◆ **What you need to do**
Whenever a line in the records below holds the string "este", copy it out.

[Task input Boundary: Start]

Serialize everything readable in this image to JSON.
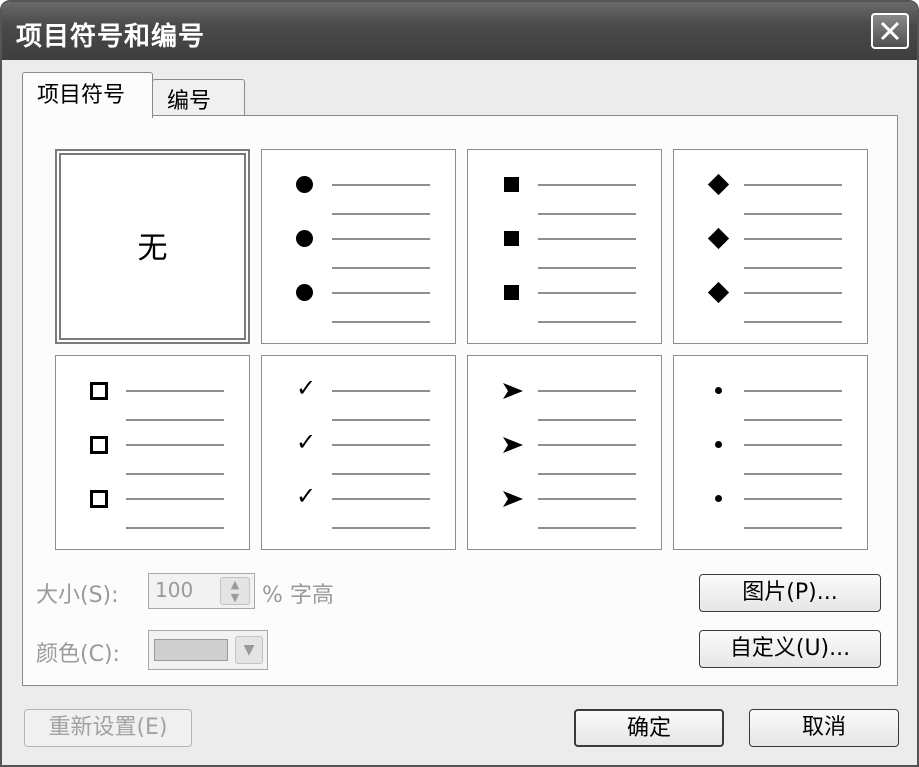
{
  "window": {
    "title": "项目符号和编号",
    "close_icon": "close-icon"
  },
  "tabs": [
    {
      "label": "项目符号",
      "selected": true
    },
    {
      "label": "编号",
      "selected": false
    }
  ],
  "gallery": {
    "none_label": "无",
    "styles": [
      "none",
      "filled-circle",
      "filled-square",
      "filled-diamond",
      "hollow-square",
      "checkmark",
      "arrowhead",
      "small-dot"
    ],
    "selected_index": 0
  },
  "size": {
    "label": "大小(S):",
    "value": "100",
    "unit": "% 字高"
  },
  "color": {
    "label": "颜色(C):"
  },
  "buttons": {
    "picture": "图片(P)...",
    "customize": "自定义(U)...",
    "reset": "重新设置(E)",
    "ok": "确定",
    "cancel": "取消"
  }
}
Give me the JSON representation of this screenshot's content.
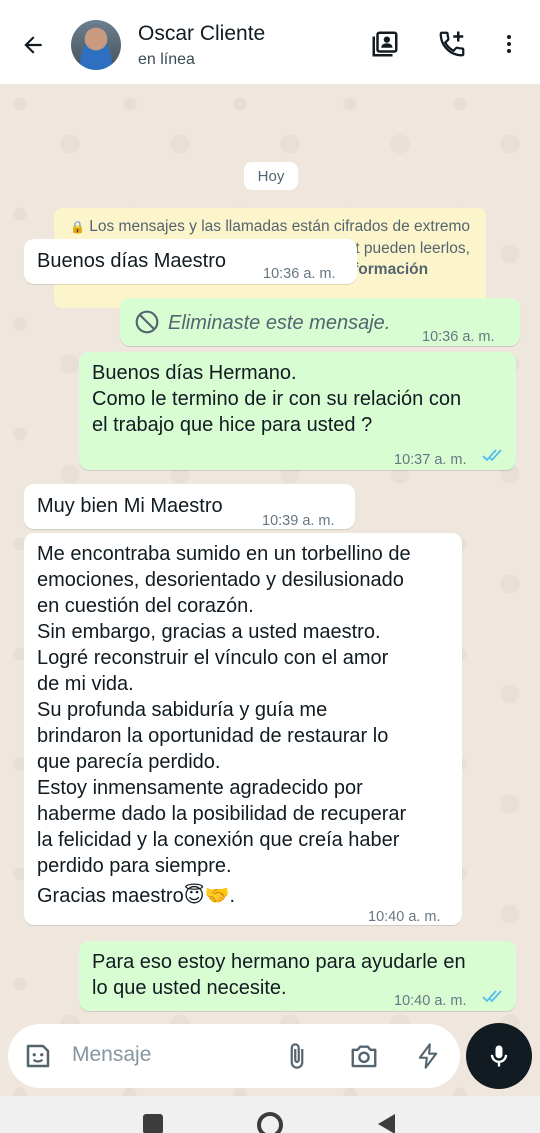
{
  "header": {
    "contact_name": "Oscar Cliente",
    "status": "en línea",
    "icons": [
      "back-arrow-icon",
      "contact-card-icon",
      "add-call-icon",
      "more-vert-icon"
    ]
  },
  "chat": {
    "date_label": "Hoy",
    "encryption_notice": "Los mensajes y las llamadas están cifrados de extremo a extremo. Solo las personas en este chat pueden leerlos, escucharlos o compartirlos.",
    "encryption_link": "Más información",
    "messages": [
      {
        "direction": "in",
        "text": "Buenos días Maestro",
        "time": "10:36 a. m."
      },
      {
        "direction": "out",
        "text": "Eliminaste este mensaje.",
        "time": "10:36 a. m.",
        "deleted": true
      },
      {
        "direction": "out",
        "text": "Buenos días Hermano.\nComo le termino de ir con su relación con\nel trabajo que hice para usted ?",
        "time": "10:37 a. m.",
        "read": true
      },
      {
        "direction": "in",
        "text": "Muy bien Mi Maestro",
        "time": "10:39 a. m."
      },
      {
        "direction": "in",
        "text": "Me encontraba sumido en un torbellino de\nemociones, desorientado y desilusionado\nen cuestión del corazón.\nSin embargo, gracias a usted maestro.\nLogré reconstruir el vínculo con el amor\nde mi vida.\nSu profunda sabiduría y guía me\nbrindaron la oportunidad de restaurar lo\nque parecía perdido.\nEstoy inmensamente agradecido por\nhaberme dado la posibilidad de recuperar\nla felicidad y la conexión que creía haber\nperdido para siempre.",
        "closing": "Gracias maestro😇🤝.",
        "time": "10:40 a. m."
      },
      {
        "direction": "out",
        "text": "Para eso estoy hermano para ayudarle en\nlo que usted necesite.",
        "time": "10:40 a. m.",
        "read": true
      }
    ]
  },
  "composer": {
    "placeholder": "Mensaje",
    "icons": [
      "sticker-icon",
      "attach-icon",
      "camera-icon",
      "quick-reply-icon",
      "mic-icon"
    ]
  },
  "colors": {
    "incoming_bubble": "#ffffff",
    "outgoing_bubble": "#d9fdd3",
    "read_ticks": "#53bdeb",
    "notice_bg": "#fcf4cb"
  }
}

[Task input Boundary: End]

◆ **Written reply**
    "encryption_notice": "Los mensajes y las llamadas están cifrados de extremo a extremo. Solo las personas en este chat pueden leerlos, escucharlos o compartirlos.",
        "text": "Eliminaste este mensaje.",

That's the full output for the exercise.